» **About this task**
Line by line, give the data again exactly as it appears, but without pictures.

» **Data under study**
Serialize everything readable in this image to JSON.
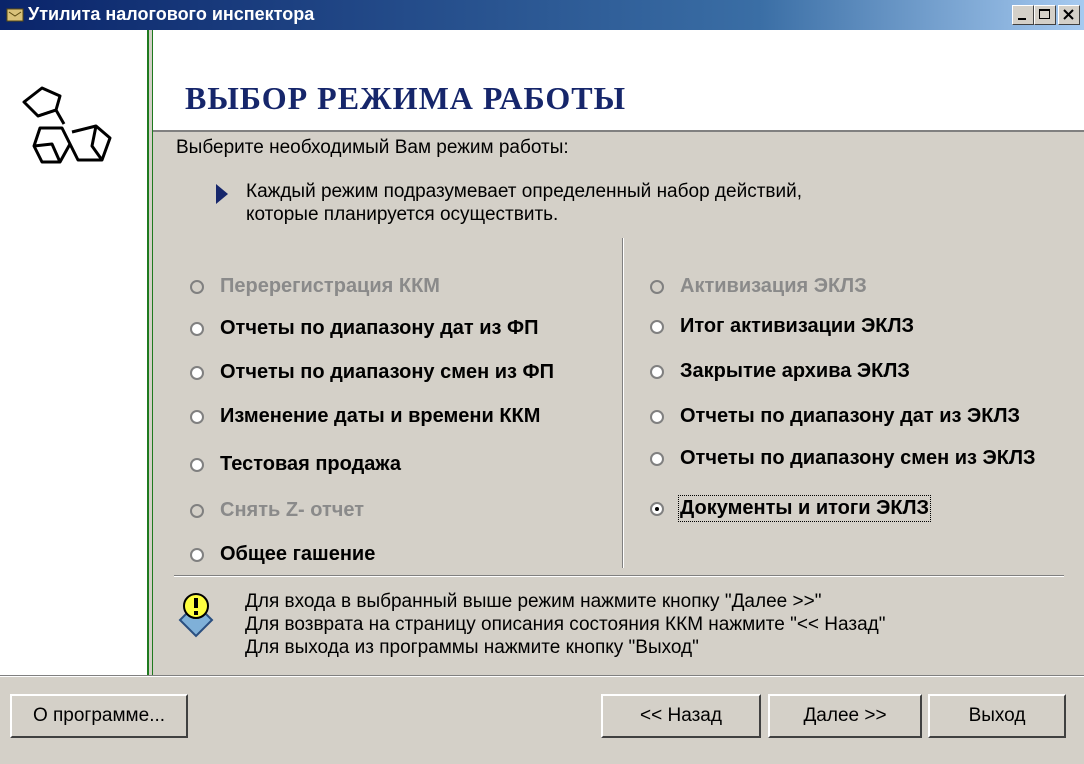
{
  "window": {
    "title": "Утилита налогового инспектора"
  },
  "header": {
    "title": "ВЫБОР РЕЖИМА РАБОТЫ"
  },
  "subtitle": "Выберите необходимый Вам режим работы:",
  "hint": {
    "line1": "Каждый режим подразумевает определенный набор действий,",
    "line2": "которые планируется осуществить."
  },
  "modes_left": [
    {
      "label": "Перерегистрация ККМ",
      "enabled": false,
      "checked": false
    },
    {
      "label": "Отчеты по диапазону дат из ФП",
      "enabled": true,
      "checked": false
    },
    {
      "label": "Отчеты по диапазону смен из ФП",
      "enabled": true,
      "checked": false
    },
    {
      "label": "Изменение даты и времени ККМ",
      "enabled": true,
      "checked": false
    },
    {
      "label": "Тестовая продажа",
      "enabled": true,
      "checked": false
    },
    {
      "label": "Снять Z- отчет",
      "enabled": false,
      "checked": false
    },
    {
      "label": "Общее гашение",
      "enabled": true,
      "checked": false
    }
  ],
  "modes_right": [
    {
      "label": "Активизация ЭКЛЗ",
      "enabled": false,
      "checked": false
    },
    {
      "label": "Итог активизации ЭКЛЗ",
      "enabled": true,
      "checked": false
    },
    {
      "label": "Закрытие архива ЭКЛЗ",
      "enabled": true,
      "checked": false
    },
    {
      "label": "Отчеты по диапазону дат из ЭКЛЗ",
      "enabled": true,
      "checked": false
    },
    {
      "label": "Отчеты по диапазону смен из ЭКЛЗ",
      "enabled": true,
      "checked": false
    },
    {
      "label": "Документы и итоги ЭКЛЗ",
      "enabled": true,
      "checked": true
    }
  ],
  "info": {
    "line1": "Для входа в выбранный выше режим нажмите кнопку \"Далее >>\"",
    "line2": "Для возврата на страницу описания состояния ККМ нажмите \"<< Назад\"",
    "line3": "Для выхода из программы нажмите кнопку \"Выход\""
  },
  "buttons": {
    "about": "О программе...",
    "back": "<< Назад",
    "next": "Далее >>",
    "exit": "Выход"
  },
  "icons": {
    "app": "app-icon",
    "logo": "cubes-logo-icon",
    "info": "lightbulb-icon"
  },
  "colors": {
    "title_accent": "#16266b",
    "panel_line": "#1f7a1f",
    "titlebar": "#0a246a"
  }
}
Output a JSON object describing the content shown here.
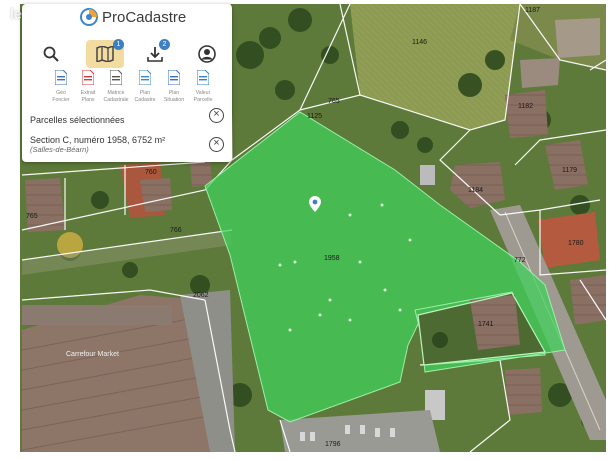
{
  "watermark": {
    "text": "leboncoin"
  },
  "app": {
    "name": "ProCadastre"
  },
  "toolbar": {
    "map_badge": "1",
    "download_badge": "2"
  },
  "documents": [
    {
      "label_1": "Géo",
      "label_2": "Foncier",
      "color": "#3a6fc2"
    },
    {
      "label_1": "Extrait",
      "label_2": "Plans",
      "color": "#d23c3c"
    },
    {
      "label_1": "Matrice",
      "label_2": "Cadastrale",
      "color": "#777777"
    },
    {
      "label_1": "Plan",
      "label_2": "Cadastre",
      "color": "#3a88c9"
    },
    {
      "label_1": "Plan",
      "label_2": "Situation",
      "color": "#3a6fc2"
    },
    {
      "label_1": "Valeur",
      "label_2": "Parcelle",
      "color": "#2f80c8"
    }
  ],
  "selection": {
    "heading": "Parcelles sélectionnées",
    "parcel_line": "Section C, numéro 1958, 6752 m²",
    "commune": "(Salles-de-Béarn)"
  },
  "map": {
    "parcel_labels": [
      {
        "text": "1146"
      },
      {
        "text": "1187"
      },
      {
        "text": "1182"
      },
      {
        "text": "1184"
      },
      {
        "text": "1179"
      },
      {
        "text": "1780"
      },
      {
        "text": "760"
      },
      {
        "text": "765"
      },
      {
        "text": "766"
      },
      {
        "text": "1958"
      },
      {
        "text": "1741"
      },
      {
        "text": "2062"
      },
      {
        "text": "1796"
      },
      {
        "text": "765"
      },
      {
        "text": "1125"
      },
      {
        "text": "772"
      }
    ],
    "poi": {
      "text": "Carrefour Market"
    },
    "selection_color": "#3fd35a"
  }
}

» **Finished task**
Serialize everything readable in this image to JSON.
{
  "window": {
    "title": "Утилита налогового инспектора"
  },
  "header": {
    "title": "ВЫБОР РЕЖИМА РАБОТЫ"
  },
  "subtitle": "Выберите необходимый Вам режим работы:",
  "hint": {
    "line1": "Каждый режим подразумевает определенный набор действий,",
    "line2": "которые планируется осуществить."
  },
  "modes_left": [
    {
      "label": "Перерегистрация ККМ",
      "enabled": false,
      "checked": false
    },
    {
      "label": "Отчеты по диапазону дат из ФП",
      "enabled": true,
      "checked": false
    },
    {
      "label": "Отчеты по диапазону смен из ФП",
      "enabled": true,
      "checked": false
    },
    {
      "label": "Изменение даты и времени ККМ",
      "enabled": true,
      "checked": false
    },
    {
      "label": "Тестовая продажа",
      "enabled": true,
      "checked": false
    },
    {
      "label": "Снять Z- отчет",
      "enabled": false,
      "checked": false
    },
    {
      "label": "Общее гашение",
      "enabled": true,
      "checked": false
    }
  ],
  "modes_right": [
    {
      "label": "Активизация ЭКЛЗ",
      "enabled": false,
      "checked": false
    },
    {
      "label": "Итог активизации ЭКЛЗ",
      "enabled": true,
      "checked": false
    },
    {
      "label": "Закрытие архива ЭКЛЗ",
      "enabled": true,
      "checked": false
    },
    {
      "label": "Отчеты по диапазону дат из ЭКЛЗ",
      "enabled": true,
      "checked": false
    },
    {
      "label": "Отчеты по диапазону смен из ЭКЛЗ",
      "enabled": true,
      "checked": false
    },
    {
      "label": "Документы и итоги ЭКЛЗ",
      "enabled": true,
      "checked": true
    }
  ],
  "info": {
    "line1": "Для входа в выбранный выше режим нажмите кнопку \"Далее >>\"",
    "line2": "Для возврата на страницу описания состояния ККМ нажмите \"<< Назад\"",
    "line3": "Для выхода из программы нажмите кнопку \"Выход\""
  },
  "buttons": {
    "about": "О программе...",
    "back": "<< Назад",
    "next": "Далее >>",
    "exit": "Выход"
  },
  "icons": {
    "app": "app-icon",
    "logo": "cubes-logo-icon",
    "info": "lightbulb-icon"
  },
  "colors": {
    "title_accent": "#16266b",
    "panel_line": "#1f7a1f",
    "titlebar": "#0a246a"
  }
}
Output a JSON object describing the content shown here.
{
  "watermark": {
    "text": "leboncoin"
  },
  "app": {
    "name": "ProCadastre"
  },
  "toolbar": {
    "map_badge": "1",
    "download_badge": "2"
  },
  "documents": [
    {
      "label_1": "Géo",
      "label_2": "Foncier",
      "color": "#3a6fc2"
    },
    {
      "label_1": "Extrait",
      "label_2": "Plans",
      "color": "#d23c3c"
    },
    {
      "label_1": "Matrice",
      "label_2": "Cadastrale",
      "color": "#777777"
    },
    {
      "label_1": "Plan",
      "label_2": "Cadastre",
      "color": "#3a88c9"
    },
    {
      "label_1": "Plan",
      "label_2": "Situation",
      "color": "#3a6fc2"
    },
    {
      "label_1": "Valeur",
      "label_2": "Parcelle",
      "color": "#2f80c8"
    }
  ],
  "selection": {
    "heading": "Parcelles sélectionnées",
    "parcel_line": "Section C, numéro 1958, 6752 m²",
    "commune": "(Salles-de-Béarn)"
  },
  "map": {
    "parcel_labels": [
      {
        "text": "1146"
      },
      {
        "text": "1187"
      },
      {
        "text": "1182"
      },
      {
        "text": "1184"
      },
      {
        "text": "1179"
      },
      {
        "text": "1780"
      },
      {
        "text": "760"
      },
      {
        "text": "765"
      },
      {
        "text": "766"
      },
      {
        "text": "1958"
      },
      {
        "text": "1741"
      },
      {
        "text": "2062"
      },
      {
        "text": "1796"
      },
      {
        "text": "765"
      },
      {
        "text": "1125"
      },
      {
        "text": "772"
      }
    ],
    "poi": {
      "text": "Carrefour Market"
    },
    "selection_color": "#3fd35a"
  }
}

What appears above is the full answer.